Exercise: Below are the records; collect from them each line containing the string "title".
********************
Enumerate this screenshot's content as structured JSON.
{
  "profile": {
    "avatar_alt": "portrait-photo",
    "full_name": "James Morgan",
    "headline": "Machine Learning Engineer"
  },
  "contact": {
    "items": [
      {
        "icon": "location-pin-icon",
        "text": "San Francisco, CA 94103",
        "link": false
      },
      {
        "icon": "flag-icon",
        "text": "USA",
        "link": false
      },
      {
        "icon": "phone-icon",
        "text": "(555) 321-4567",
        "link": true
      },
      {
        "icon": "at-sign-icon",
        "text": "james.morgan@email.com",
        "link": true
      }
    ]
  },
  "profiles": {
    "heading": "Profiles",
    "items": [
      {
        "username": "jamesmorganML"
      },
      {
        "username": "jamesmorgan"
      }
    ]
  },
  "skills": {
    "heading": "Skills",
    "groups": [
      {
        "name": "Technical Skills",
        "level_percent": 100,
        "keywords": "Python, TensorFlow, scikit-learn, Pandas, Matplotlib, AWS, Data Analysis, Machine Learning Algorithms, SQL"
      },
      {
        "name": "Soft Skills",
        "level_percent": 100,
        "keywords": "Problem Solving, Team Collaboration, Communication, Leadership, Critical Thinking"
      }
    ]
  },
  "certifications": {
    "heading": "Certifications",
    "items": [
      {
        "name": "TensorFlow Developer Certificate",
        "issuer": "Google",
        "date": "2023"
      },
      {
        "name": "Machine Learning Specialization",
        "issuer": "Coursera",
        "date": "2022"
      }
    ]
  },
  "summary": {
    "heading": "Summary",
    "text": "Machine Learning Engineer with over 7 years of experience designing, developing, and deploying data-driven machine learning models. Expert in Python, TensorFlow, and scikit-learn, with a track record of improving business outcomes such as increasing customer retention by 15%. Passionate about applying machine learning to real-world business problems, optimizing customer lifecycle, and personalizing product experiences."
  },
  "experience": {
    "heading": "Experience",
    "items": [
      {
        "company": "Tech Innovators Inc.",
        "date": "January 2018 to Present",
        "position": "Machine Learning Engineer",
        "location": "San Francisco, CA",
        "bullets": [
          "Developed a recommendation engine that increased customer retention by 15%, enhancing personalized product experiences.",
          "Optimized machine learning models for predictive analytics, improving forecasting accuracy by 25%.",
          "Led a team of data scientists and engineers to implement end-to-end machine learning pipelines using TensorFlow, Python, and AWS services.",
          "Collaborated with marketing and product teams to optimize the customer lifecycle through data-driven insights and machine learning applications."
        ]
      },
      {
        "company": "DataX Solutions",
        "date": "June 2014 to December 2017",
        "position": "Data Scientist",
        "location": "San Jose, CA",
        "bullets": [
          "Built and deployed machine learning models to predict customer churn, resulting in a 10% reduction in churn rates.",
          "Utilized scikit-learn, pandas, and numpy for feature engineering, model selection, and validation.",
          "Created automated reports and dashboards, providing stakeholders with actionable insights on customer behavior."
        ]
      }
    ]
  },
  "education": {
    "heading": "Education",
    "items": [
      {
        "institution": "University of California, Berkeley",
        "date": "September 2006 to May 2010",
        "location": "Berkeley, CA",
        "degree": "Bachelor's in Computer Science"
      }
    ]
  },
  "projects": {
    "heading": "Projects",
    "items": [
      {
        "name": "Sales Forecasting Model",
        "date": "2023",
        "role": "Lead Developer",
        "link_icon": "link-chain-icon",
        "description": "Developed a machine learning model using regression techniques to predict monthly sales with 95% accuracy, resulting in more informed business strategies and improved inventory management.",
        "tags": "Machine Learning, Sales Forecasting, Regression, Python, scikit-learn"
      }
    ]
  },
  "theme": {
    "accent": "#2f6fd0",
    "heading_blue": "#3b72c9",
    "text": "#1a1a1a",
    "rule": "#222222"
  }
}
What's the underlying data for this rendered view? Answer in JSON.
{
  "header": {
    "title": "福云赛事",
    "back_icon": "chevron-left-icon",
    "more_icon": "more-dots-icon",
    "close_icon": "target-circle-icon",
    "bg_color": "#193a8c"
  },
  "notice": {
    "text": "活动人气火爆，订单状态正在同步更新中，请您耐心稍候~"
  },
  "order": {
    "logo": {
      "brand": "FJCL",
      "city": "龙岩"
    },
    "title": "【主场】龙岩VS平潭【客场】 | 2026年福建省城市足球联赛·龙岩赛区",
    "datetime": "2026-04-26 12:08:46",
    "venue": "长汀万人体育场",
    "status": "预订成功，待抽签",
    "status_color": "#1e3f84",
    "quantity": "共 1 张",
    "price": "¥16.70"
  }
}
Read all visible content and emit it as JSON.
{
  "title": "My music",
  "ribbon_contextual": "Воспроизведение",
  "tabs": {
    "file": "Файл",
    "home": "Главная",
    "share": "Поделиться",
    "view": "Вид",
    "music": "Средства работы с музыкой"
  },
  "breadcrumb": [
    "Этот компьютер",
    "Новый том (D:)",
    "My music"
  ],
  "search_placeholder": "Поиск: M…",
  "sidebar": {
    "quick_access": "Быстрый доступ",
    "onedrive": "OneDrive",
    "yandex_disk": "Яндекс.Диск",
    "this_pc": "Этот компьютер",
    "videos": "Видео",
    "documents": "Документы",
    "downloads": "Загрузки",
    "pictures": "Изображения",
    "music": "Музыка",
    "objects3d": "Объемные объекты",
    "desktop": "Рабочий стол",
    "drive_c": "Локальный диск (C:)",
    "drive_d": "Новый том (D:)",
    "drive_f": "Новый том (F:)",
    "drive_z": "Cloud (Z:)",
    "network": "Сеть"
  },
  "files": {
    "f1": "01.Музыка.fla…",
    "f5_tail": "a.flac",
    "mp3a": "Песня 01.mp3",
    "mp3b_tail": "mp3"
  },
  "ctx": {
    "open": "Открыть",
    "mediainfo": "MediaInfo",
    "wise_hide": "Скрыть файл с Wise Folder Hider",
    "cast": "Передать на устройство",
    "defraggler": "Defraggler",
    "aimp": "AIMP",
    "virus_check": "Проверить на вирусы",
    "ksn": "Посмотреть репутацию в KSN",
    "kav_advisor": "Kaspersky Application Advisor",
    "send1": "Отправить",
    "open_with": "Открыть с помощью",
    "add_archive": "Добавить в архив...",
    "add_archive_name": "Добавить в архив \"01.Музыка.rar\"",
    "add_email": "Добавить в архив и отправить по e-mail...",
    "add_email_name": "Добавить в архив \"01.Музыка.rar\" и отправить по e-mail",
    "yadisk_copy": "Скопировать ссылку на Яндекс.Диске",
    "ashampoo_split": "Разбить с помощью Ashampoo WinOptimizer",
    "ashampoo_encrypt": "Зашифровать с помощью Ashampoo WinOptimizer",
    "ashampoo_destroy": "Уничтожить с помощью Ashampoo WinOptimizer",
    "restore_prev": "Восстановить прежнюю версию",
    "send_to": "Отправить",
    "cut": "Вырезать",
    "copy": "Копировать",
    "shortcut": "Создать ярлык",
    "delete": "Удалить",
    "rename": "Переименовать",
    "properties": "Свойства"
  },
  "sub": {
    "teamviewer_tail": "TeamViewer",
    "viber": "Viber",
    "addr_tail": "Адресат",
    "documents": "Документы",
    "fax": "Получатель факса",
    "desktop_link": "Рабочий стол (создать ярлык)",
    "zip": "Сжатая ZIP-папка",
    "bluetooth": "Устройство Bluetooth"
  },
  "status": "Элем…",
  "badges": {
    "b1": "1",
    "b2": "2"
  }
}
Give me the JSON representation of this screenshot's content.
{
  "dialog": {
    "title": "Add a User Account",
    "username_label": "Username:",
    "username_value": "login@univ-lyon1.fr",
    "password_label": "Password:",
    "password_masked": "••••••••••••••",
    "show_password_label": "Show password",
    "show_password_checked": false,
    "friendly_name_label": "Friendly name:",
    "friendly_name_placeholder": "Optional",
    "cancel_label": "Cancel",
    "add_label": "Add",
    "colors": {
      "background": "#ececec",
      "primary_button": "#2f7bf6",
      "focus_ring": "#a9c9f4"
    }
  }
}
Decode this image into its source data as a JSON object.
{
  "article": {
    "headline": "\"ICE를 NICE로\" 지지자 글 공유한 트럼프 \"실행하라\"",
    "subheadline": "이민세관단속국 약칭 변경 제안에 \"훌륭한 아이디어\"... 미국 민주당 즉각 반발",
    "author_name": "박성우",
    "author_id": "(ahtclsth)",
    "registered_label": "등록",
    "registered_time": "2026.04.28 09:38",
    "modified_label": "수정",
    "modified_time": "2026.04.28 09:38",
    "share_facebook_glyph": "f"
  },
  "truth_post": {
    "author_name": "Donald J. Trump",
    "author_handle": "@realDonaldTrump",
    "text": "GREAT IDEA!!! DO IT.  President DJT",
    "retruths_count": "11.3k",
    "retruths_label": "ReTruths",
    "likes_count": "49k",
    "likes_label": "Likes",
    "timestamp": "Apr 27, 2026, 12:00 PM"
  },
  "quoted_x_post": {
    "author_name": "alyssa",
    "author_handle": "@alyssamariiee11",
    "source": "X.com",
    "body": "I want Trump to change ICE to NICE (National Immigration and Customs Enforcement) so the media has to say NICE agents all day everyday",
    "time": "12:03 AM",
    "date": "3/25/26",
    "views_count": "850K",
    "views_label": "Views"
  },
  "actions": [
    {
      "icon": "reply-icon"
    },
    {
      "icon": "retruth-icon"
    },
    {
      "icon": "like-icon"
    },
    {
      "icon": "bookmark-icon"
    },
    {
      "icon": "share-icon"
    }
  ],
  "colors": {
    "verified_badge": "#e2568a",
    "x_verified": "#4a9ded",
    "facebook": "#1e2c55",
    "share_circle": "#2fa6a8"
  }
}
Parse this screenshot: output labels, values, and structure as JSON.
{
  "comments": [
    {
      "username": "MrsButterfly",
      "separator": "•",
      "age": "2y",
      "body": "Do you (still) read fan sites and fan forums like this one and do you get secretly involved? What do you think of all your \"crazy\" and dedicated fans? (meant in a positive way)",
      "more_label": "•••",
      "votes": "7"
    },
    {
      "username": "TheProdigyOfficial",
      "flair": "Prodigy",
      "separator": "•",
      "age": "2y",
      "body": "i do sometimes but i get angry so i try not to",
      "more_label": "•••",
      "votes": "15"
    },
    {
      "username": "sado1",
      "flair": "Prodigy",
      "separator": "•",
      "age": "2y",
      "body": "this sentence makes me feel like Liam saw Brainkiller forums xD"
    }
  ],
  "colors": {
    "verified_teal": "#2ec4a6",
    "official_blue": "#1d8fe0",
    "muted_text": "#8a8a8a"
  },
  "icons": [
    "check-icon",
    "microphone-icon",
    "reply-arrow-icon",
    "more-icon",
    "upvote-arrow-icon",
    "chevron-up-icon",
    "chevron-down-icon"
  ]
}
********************
Exercise answer:
    "title": "福云赛事",
    "title": "【主场】龙岩VS平潭【客场】 | 2026年福建省城市足球联赛·龙岩赛区",
  "title": "My music",
    "title": "Add a User Account",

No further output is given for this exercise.